There is something I want you to know about someone who Self injures: It is not a cry for attention, it is not a suicide attempt. In fact, for me, I spent the entire time hiding it. I hid it from everyone.
For me it was a release, it was control. I had taken part in different types of self injury, but it always went back to cutting.
I had tried several different methods (all recommended by mental health professionals) to try to stop. Marking myself with red marker – did nothing for me. Writing when I felt like self injury – I did a lot of this, I wrote and wrote and wrote until I couldn’t anymore. Elastic bands on my wrist and snapping them when I felt the urge served no purpose for me, just bruised my wrists but I never got the release I was looking for.
Sometimes the frustrations built up inside me were so bad, I would be physically shaking. I felt like if I did not self injure I was going to physically and mentally blow up. The pressure was extreme. The pent up emotions were raging inside me and I needed to let them out. And the only way for me to get even minimal release was through self injury.
Sure I had other ways of expressing myself especially through writing. But the urges were so strong and I was so weak.
In the end I was cutting numerous times each ‘session’ on a near hourly basis.
My then boyfriend – now my husband. Was the only person other then my Psychiatrist and therapist who knew the extent of how bad it had gotten (only because it was kind of hard to hide it from him). He was afraid to sleep because he was afraid I would get up and do something. He was terrified that i was going to end up cutting too deep, or do something even more drastic. He slept (if you can call it that) with his foot/leg always touching or anchored over mine, so if I got up he would know and would be able to check on me. He had a key to the bathroom hidden away just in case I would lock myself in there.
I, in turn, had hid things too. I hid razors, I hid anything I could possibly cut with in places he would not suspect. I knew it had gotten extremely bad one particular day, I was sitting in a mall bathroom and was cutting. I began to shake, and cry.

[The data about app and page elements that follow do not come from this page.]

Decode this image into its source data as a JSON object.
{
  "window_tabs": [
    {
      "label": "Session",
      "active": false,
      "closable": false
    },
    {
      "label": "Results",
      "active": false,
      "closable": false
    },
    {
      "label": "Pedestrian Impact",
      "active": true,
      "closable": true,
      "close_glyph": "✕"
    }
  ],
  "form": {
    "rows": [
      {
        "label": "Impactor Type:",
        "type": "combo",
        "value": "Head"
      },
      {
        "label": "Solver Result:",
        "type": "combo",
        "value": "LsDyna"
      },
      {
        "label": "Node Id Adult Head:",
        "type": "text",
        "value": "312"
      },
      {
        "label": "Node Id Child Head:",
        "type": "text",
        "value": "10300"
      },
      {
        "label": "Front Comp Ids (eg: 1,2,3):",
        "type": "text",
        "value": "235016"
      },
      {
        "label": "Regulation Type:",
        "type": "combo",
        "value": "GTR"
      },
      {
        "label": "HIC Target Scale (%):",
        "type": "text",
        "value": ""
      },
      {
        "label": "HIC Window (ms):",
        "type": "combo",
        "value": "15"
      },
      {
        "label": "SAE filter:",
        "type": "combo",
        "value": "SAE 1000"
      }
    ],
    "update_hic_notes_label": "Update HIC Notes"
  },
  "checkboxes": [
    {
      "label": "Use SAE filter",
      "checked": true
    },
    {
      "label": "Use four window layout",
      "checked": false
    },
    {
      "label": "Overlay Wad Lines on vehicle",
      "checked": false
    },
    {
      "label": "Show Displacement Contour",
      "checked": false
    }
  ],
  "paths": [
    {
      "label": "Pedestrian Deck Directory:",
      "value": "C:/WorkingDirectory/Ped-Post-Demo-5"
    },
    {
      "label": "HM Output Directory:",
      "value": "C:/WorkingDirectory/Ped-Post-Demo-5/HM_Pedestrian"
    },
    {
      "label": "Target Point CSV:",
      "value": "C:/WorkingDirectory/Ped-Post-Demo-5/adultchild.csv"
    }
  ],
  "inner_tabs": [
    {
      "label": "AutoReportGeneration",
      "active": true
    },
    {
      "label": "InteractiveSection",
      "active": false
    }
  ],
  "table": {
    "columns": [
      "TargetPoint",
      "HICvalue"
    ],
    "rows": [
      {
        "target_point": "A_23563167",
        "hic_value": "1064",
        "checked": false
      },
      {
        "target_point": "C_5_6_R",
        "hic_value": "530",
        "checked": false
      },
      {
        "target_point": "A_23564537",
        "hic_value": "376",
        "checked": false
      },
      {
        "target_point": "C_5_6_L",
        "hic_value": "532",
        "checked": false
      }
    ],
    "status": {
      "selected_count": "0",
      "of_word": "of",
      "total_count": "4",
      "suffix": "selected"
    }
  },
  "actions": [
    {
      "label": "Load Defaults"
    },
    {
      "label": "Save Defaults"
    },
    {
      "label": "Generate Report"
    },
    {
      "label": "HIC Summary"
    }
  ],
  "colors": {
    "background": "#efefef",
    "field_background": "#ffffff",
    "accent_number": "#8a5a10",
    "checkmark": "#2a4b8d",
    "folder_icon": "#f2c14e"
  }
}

It is hard for someone who has never dealt with self injury within themselves to even begin to understand the release that comes from it. It is also hard for me to explain where the release comes from. You probably wouldn’t understand. Trust me I have tried to explain it. I have written, I have talked to therapists, psychiatrists, doctors.

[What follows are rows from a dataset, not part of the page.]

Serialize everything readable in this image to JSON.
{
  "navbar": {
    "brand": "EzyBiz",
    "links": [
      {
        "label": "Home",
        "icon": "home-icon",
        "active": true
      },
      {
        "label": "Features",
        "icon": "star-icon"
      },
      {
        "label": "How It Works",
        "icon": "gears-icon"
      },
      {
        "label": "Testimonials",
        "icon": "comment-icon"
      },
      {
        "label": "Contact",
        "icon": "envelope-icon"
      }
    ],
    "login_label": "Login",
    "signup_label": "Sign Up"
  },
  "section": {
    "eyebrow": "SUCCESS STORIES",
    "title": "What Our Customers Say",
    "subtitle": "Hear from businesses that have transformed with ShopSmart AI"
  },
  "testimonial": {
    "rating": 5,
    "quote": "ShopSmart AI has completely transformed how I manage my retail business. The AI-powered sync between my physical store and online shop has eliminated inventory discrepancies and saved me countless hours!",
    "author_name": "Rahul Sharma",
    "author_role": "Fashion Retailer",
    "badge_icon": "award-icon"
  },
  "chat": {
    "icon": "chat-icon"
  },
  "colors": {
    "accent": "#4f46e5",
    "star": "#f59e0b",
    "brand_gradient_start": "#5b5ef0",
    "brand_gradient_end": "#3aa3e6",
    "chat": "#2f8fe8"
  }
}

Sometimes as I struggle now the urges become so strong and the emotions are so pent up that I feel like the only way to get through it is to partake in more self injurious activities, it feels like that is the only way I will be able to release some of the pent up tension that is building just under the surface.

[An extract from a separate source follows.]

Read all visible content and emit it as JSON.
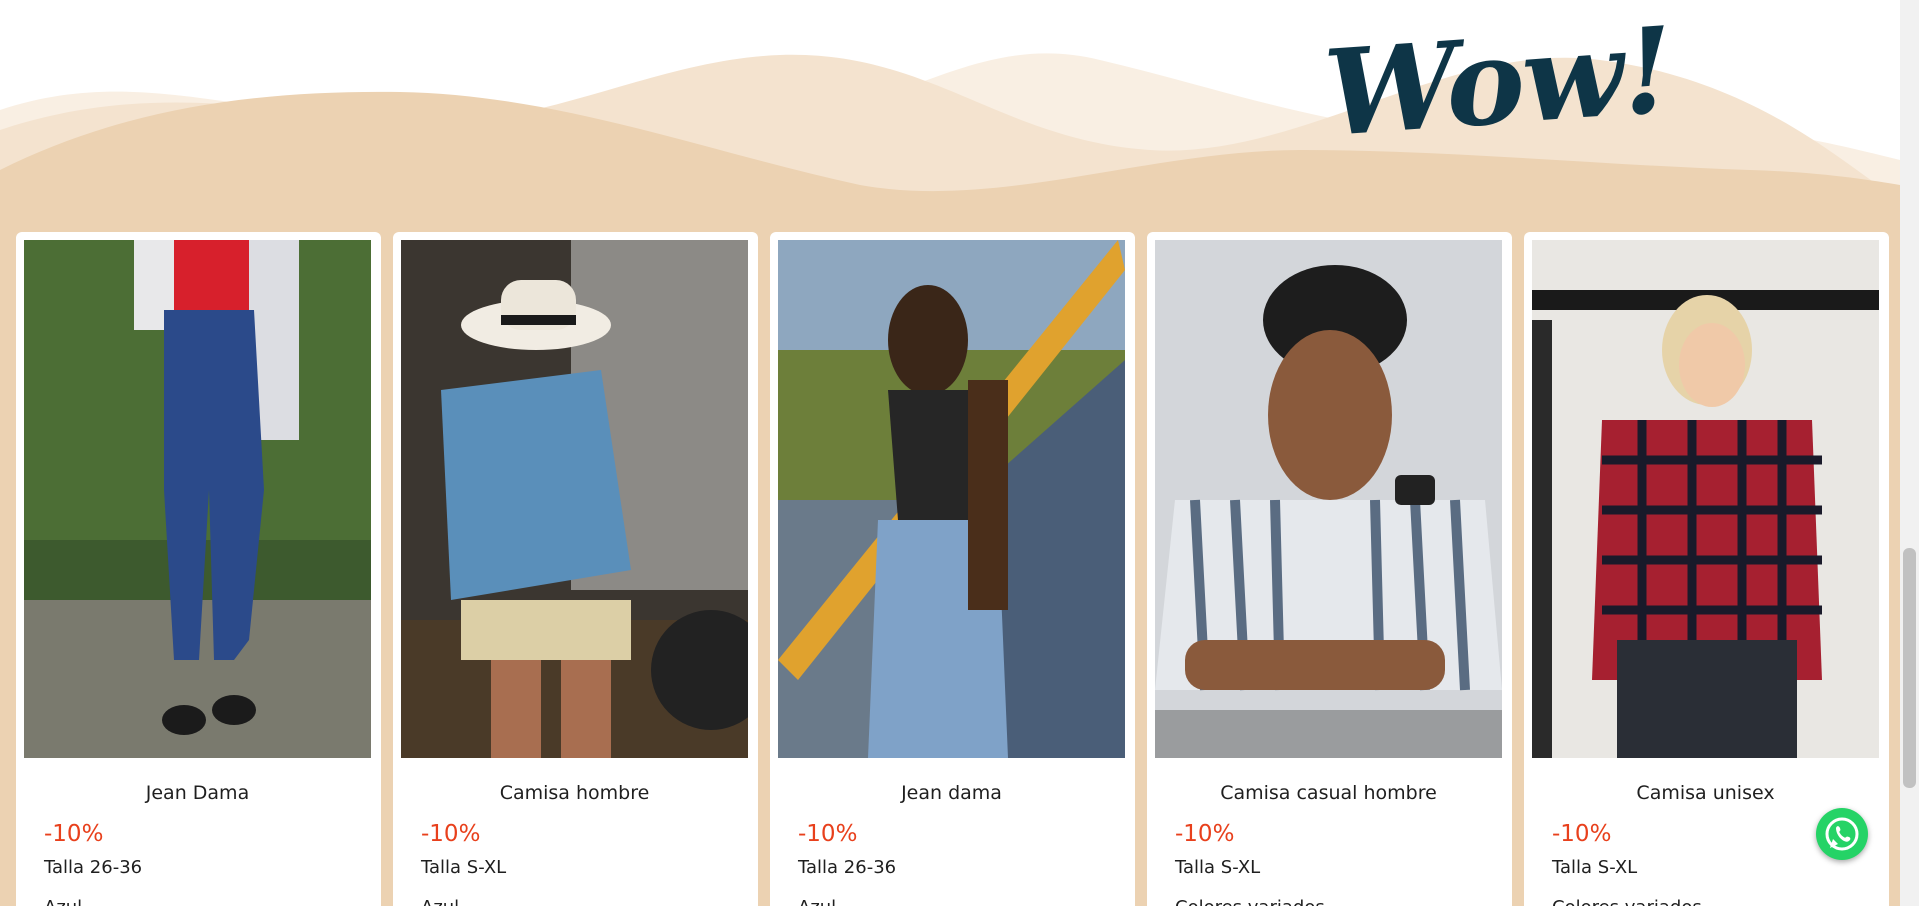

But I know that there are better coping methods. And I try each and every one of them until the urge subsides.
For me self injury was something I could control when so many aspects of my life – were uncontrollable. I felt like I could release the pent up feelings that my emotions were causing. I could control how often, how many times, what part of my body, how deep, how big, how small. Control. It was the one thing in my life that was constant and I thought I controlled it.
But the cutting had gotten so bad that it was out of control – I was out of control. The control that I tried so hard to exercise was completely gone. Things began getting worst, and fast. More pronounced, harsher and I was beginning to make mistakes. I had always cut where I could cover it with clothes. I began cutting everywhere on my body. I began cutting deeper. I have a scar on my arm, it would have needed stitches had I seen a doctor. That was part of my turning point. I was unable to stop myself, the control, that I thought I had, was gone.
Although self injury might feel like control, it might feel like release, it is only temporary. It is an unhealthy coping method. If you find yourself controlled by your self injury, please seek medical help. A doctor, therapist or psychiatrist will be able to lead you into some more healthy coping methods.
This is my story – I am not proud of it, but it is a part of who I am.